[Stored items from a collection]
=======
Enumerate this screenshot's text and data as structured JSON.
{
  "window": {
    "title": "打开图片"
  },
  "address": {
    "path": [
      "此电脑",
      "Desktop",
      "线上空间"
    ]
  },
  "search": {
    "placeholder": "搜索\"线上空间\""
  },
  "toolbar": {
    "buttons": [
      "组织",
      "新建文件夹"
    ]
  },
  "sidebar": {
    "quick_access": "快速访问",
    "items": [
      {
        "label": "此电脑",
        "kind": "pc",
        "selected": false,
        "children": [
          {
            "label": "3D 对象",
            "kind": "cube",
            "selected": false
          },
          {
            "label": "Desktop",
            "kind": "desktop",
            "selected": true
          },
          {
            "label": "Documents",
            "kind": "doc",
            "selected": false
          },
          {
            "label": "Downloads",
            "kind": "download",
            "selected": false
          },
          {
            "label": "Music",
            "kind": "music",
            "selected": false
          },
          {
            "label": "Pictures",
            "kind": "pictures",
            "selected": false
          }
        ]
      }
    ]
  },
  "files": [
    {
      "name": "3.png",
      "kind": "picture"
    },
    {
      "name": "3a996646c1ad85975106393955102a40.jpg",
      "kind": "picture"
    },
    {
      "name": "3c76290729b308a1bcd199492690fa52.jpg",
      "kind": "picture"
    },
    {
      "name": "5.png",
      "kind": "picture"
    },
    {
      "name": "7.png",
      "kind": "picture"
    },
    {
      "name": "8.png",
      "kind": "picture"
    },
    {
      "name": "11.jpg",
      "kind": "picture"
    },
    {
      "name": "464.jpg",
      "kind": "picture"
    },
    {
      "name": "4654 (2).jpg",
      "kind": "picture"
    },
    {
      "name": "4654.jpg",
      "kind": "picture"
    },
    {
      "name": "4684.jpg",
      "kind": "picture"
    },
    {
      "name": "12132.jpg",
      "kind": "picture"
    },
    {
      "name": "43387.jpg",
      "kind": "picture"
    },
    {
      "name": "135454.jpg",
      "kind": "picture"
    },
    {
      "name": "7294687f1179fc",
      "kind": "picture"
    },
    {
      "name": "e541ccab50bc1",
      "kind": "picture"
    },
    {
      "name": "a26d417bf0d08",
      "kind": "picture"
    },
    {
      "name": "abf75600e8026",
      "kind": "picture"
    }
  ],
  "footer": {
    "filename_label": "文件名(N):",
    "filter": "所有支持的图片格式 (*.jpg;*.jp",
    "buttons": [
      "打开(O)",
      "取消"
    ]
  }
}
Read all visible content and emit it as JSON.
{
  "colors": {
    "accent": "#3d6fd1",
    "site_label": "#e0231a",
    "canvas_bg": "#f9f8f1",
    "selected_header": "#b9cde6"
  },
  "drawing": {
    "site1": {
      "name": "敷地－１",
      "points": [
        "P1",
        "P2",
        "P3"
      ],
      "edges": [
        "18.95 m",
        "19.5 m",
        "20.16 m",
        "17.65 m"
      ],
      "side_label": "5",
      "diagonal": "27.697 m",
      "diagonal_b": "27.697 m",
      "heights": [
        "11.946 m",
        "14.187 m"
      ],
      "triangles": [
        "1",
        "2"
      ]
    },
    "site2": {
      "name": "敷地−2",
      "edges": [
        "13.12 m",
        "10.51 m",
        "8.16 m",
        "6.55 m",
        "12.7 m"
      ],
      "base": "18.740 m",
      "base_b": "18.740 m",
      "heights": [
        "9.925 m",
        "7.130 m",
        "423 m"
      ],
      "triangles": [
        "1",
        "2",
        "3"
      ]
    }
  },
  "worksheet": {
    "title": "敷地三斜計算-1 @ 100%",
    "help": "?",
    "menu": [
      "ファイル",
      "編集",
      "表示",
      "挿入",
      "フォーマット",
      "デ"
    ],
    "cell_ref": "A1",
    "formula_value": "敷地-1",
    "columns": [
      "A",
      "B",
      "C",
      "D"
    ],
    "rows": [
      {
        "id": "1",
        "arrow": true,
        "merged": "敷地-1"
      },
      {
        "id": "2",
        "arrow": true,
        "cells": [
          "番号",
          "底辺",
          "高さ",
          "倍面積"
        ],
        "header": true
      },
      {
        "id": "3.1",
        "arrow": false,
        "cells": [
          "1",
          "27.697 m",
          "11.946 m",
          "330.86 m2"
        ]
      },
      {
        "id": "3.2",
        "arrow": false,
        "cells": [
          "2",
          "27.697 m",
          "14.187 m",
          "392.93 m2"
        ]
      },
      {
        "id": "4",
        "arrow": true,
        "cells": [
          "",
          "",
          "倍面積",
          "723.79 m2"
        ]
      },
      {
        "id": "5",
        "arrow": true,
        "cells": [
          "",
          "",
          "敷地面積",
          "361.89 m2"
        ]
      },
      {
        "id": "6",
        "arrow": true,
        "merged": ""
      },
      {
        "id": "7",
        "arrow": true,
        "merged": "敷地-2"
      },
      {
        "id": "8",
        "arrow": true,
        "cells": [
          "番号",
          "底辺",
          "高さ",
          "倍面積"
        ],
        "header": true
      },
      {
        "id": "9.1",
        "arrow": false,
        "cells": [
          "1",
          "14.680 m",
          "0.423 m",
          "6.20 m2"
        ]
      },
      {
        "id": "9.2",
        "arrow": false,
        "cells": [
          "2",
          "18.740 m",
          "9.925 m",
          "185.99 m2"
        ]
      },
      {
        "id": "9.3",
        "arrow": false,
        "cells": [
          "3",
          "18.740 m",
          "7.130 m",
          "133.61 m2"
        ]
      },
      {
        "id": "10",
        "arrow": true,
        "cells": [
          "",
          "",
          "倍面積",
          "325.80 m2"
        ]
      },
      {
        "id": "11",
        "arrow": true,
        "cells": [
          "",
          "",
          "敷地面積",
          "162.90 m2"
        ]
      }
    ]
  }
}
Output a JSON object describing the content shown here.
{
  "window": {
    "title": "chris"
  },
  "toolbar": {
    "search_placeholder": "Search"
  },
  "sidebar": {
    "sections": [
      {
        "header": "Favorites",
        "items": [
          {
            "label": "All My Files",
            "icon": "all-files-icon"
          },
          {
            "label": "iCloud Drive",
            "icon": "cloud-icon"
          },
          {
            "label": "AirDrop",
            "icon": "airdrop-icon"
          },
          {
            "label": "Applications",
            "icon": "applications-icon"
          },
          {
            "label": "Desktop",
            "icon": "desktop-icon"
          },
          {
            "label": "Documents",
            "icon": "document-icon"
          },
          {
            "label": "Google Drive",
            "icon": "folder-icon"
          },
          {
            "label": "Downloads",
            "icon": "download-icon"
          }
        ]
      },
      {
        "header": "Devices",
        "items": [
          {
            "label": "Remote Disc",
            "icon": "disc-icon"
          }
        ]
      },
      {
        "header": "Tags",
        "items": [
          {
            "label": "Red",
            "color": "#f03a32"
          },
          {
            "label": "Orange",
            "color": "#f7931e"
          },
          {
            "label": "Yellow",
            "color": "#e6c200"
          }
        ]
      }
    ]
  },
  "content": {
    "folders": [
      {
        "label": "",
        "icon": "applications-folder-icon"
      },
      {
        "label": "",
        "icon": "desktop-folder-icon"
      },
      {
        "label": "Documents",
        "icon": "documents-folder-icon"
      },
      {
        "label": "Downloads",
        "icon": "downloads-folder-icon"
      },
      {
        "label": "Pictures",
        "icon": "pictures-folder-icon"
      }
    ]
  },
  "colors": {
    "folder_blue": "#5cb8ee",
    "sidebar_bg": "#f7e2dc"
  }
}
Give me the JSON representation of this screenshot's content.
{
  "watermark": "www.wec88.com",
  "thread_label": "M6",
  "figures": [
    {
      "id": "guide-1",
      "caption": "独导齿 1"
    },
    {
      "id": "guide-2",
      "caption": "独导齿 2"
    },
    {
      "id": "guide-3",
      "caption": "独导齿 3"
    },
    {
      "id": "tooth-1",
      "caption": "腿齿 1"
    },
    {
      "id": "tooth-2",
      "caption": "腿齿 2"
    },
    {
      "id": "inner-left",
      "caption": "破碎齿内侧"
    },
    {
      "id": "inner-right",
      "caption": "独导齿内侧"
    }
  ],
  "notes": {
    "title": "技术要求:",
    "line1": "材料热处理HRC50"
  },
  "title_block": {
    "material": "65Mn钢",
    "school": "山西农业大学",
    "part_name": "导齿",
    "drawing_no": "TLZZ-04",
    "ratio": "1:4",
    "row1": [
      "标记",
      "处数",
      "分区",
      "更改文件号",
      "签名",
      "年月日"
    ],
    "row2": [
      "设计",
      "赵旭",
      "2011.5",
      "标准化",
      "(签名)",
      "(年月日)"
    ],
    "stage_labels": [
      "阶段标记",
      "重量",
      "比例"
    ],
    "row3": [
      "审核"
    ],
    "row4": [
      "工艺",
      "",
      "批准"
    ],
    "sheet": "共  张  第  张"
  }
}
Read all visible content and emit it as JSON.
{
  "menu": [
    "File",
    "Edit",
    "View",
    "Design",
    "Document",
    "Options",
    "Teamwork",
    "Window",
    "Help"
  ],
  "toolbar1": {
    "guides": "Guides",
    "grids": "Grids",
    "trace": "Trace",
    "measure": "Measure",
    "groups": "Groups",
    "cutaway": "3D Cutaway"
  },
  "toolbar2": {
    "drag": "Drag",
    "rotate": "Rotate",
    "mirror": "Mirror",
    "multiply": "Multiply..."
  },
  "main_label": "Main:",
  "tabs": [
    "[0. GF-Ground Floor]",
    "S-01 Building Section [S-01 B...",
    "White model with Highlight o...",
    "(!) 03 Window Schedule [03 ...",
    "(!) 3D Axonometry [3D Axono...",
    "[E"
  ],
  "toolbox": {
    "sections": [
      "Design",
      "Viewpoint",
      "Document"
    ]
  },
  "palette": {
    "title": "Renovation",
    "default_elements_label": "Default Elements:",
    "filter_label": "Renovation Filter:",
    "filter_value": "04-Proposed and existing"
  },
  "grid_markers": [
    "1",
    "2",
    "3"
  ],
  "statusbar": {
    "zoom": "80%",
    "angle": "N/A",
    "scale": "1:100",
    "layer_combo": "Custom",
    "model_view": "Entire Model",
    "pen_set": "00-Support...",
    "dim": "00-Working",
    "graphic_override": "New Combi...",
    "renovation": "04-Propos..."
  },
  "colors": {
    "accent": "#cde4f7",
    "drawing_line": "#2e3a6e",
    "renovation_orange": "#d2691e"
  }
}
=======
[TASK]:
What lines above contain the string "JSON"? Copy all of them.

[OUTPUT BELOW]:
Enumerate this screenshot's text and data as structured JSON.
Read all visible content and emit it as JSON.
Output a JSON object describing the content shown here.
Give me the JSON representation of this screenshot's content.
Read all visible content and emit it as JSON.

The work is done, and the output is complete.